The Forest and the Sea
Marston Bates. Time, Inc.: 1964.
Bates’ catch-phrase for his book is “the economy of nature and the ecology of Man.” A biologist whose specialty is mosquitoes, Bates has written a refreshingly accessible, philosophical survey of biology. His humble confusion as to certain basic principles is most illuminating (i.e., where does one draw the line between organism and environment?)
The book follows a linear progression of comparing forest to sea, to studying organisms in their environment, their relation to the environment and other organisms, and finally to humans – our environment and culture. Bates wrote at a time when a certain awareness of the damage humans do to their environment was just coming to light in popular culture.

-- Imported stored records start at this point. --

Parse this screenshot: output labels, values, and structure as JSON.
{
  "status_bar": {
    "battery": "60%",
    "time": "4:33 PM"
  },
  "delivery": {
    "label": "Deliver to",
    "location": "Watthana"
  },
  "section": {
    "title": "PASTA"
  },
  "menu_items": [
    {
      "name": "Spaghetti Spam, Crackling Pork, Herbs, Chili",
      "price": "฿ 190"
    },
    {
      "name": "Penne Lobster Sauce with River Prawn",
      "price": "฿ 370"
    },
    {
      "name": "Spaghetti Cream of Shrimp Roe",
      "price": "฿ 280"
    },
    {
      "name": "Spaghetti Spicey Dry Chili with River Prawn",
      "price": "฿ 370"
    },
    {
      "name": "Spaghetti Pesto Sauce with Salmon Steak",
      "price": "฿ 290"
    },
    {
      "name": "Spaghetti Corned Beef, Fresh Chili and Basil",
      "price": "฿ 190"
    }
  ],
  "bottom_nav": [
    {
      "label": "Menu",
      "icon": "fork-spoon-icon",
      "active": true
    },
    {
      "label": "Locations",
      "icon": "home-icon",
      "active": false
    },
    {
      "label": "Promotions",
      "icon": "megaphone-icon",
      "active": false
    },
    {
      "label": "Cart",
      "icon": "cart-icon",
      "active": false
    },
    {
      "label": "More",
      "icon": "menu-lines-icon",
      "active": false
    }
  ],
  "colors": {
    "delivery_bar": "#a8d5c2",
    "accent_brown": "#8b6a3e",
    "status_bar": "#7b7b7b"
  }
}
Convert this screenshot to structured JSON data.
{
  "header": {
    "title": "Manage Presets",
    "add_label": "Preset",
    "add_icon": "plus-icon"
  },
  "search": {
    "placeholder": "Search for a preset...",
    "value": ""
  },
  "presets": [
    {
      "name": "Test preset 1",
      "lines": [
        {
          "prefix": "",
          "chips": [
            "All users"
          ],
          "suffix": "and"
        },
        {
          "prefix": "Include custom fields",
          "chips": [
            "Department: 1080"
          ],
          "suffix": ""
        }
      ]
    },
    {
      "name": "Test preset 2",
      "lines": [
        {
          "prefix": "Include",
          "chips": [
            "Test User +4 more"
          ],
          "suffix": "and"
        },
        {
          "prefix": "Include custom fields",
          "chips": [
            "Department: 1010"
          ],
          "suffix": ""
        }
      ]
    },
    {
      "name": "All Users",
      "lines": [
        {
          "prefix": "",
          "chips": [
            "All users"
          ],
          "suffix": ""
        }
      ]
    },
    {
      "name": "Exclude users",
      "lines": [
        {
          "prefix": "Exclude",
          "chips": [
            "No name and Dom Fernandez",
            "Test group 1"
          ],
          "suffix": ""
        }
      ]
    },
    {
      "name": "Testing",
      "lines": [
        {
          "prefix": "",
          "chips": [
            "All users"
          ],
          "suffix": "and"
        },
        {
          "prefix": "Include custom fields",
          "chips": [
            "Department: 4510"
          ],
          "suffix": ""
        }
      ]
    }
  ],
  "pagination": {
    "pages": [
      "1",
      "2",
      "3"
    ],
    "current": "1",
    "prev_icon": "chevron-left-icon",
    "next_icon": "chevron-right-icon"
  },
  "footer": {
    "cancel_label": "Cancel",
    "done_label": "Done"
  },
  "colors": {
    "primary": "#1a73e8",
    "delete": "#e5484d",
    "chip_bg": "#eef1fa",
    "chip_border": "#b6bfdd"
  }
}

An ardent evolutionist, he sees human culture as natural, yet also as un-natural. His honest attempts to reconcile this difference end with the idea (not his own, he admits) that man must extend ethics and morality beyond our dealings with each other: we must be ethical and moral towards our environment.